> Work to be completed
What lines of the data below include the word "Times"? Report them by copying each.
══ Source information
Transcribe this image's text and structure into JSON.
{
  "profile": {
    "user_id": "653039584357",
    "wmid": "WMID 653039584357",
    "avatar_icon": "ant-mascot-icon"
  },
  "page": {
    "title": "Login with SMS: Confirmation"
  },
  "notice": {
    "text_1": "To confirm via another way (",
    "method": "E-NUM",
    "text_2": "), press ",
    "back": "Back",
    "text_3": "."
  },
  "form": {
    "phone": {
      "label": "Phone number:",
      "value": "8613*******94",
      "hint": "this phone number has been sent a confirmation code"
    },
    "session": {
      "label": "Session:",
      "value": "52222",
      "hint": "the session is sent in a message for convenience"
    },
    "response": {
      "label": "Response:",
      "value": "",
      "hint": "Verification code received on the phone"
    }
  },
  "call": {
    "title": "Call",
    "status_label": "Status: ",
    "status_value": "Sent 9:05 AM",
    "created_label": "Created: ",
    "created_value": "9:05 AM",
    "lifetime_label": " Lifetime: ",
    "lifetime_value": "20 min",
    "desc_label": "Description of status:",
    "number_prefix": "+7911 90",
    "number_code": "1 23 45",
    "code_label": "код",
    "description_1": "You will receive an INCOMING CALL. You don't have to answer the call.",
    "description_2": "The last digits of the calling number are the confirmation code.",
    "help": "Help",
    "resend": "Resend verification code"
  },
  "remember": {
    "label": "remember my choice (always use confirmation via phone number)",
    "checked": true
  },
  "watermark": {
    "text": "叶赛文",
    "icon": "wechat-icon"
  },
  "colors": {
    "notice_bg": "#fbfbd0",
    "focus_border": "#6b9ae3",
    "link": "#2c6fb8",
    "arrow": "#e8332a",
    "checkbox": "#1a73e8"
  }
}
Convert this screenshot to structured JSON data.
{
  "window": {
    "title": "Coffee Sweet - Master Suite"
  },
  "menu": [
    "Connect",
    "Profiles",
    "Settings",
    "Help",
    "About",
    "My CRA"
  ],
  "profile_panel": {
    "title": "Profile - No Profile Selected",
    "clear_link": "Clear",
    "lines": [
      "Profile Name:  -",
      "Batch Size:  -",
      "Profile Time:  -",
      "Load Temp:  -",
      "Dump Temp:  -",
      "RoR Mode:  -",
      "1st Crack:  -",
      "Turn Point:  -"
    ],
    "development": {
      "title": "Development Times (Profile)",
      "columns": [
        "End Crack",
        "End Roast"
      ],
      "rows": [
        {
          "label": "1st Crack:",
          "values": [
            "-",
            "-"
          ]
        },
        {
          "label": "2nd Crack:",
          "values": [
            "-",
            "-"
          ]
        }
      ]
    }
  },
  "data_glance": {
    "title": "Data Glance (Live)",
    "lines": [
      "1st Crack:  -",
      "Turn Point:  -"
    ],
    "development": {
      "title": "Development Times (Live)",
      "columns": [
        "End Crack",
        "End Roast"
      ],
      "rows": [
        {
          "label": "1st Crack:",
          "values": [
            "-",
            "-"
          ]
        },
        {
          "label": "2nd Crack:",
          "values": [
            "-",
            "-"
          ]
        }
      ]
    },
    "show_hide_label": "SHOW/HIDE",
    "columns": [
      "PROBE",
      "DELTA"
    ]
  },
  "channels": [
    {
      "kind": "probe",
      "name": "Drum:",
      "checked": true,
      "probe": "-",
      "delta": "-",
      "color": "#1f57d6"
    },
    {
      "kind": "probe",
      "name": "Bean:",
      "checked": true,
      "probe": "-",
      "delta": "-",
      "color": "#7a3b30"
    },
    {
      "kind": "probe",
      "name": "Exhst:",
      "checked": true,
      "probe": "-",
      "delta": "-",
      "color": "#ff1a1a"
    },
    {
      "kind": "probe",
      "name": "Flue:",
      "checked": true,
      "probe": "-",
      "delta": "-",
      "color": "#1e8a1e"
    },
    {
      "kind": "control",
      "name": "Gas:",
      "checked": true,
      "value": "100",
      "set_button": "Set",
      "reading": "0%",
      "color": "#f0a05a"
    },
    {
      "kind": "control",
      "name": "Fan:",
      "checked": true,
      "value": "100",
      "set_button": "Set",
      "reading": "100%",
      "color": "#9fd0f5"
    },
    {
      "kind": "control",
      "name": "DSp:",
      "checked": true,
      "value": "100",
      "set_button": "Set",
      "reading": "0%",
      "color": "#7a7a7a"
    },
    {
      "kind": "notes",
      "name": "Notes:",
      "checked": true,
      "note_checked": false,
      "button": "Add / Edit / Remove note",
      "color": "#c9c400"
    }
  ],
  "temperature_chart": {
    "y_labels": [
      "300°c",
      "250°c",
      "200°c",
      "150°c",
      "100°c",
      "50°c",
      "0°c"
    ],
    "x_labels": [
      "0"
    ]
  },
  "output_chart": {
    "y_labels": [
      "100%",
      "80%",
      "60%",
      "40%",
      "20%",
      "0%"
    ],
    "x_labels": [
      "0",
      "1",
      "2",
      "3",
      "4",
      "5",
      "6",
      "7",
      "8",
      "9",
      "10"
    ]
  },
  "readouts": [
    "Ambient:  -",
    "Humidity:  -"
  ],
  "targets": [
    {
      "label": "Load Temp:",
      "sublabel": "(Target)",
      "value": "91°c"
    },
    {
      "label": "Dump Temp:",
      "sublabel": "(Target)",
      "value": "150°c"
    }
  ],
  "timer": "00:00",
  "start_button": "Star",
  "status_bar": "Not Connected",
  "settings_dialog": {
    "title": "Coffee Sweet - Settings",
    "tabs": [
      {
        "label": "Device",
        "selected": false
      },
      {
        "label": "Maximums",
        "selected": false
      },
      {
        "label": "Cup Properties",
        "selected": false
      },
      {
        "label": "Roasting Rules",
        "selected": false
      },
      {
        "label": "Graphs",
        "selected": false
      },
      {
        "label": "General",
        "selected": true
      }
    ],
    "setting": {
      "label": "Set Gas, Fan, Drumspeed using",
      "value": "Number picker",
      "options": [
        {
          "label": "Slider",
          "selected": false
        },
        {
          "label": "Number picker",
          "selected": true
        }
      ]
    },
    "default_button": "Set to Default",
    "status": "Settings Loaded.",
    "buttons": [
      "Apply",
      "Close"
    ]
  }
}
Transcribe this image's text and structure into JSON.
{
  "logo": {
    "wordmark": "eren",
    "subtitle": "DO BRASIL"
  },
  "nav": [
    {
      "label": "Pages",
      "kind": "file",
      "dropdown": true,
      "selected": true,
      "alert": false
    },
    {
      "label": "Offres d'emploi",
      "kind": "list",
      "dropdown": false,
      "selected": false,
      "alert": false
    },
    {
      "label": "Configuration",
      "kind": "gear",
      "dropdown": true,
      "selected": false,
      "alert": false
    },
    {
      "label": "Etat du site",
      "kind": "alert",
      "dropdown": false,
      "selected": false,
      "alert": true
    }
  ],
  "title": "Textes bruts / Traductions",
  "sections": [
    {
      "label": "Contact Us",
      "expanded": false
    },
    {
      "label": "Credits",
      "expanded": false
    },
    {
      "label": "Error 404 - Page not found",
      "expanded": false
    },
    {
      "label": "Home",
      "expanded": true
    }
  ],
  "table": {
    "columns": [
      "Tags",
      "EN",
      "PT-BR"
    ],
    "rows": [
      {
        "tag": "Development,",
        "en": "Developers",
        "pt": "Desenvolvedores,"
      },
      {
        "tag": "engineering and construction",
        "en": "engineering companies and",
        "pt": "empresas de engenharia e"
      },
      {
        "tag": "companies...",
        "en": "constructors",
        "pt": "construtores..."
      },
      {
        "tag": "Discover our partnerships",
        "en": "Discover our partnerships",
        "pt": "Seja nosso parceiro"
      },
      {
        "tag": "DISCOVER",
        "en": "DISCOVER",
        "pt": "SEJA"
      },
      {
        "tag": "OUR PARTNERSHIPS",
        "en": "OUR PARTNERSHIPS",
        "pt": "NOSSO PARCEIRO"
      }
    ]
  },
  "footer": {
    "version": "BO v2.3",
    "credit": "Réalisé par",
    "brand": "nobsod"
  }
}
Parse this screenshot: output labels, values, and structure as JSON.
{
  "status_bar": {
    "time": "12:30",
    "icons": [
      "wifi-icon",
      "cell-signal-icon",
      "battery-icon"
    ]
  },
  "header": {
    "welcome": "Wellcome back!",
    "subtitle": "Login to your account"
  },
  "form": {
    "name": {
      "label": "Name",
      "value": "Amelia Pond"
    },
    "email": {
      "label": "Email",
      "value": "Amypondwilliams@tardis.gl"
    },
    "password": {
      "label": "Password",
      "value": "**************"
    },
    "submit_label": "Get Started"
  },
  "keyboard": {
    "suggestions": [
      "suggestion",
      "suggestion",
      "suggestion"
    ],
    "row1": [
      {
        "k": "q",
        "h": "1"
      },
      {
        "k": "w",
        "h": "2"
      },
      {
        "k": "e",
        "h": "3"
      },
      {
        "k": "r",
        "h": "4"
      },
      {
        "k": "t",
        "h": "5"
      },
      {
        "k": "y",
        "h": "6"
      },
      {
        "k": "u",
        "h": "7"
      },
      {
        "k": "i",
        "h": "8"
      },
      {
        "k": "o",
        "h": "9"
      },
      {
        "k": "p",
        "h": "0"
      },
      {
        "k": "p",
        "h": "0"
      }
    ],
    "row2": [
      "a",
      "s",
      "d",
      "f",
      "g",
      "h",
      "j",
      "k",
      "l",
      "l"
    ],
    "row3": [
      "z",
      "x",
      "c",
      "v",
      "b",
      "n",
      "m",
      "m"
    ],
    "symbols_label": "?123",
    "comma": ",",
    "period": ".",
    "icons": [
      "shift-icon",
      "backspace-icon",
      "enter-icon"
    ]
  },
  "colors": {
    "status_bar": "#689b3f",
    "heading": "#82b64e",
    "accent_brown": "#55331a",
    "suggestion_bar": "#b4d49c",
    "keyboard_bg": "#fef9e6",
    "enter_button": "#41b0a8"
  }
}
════
> Task result
      "title": "Development Times (Profile)",
      "title": "Development Times (Live)",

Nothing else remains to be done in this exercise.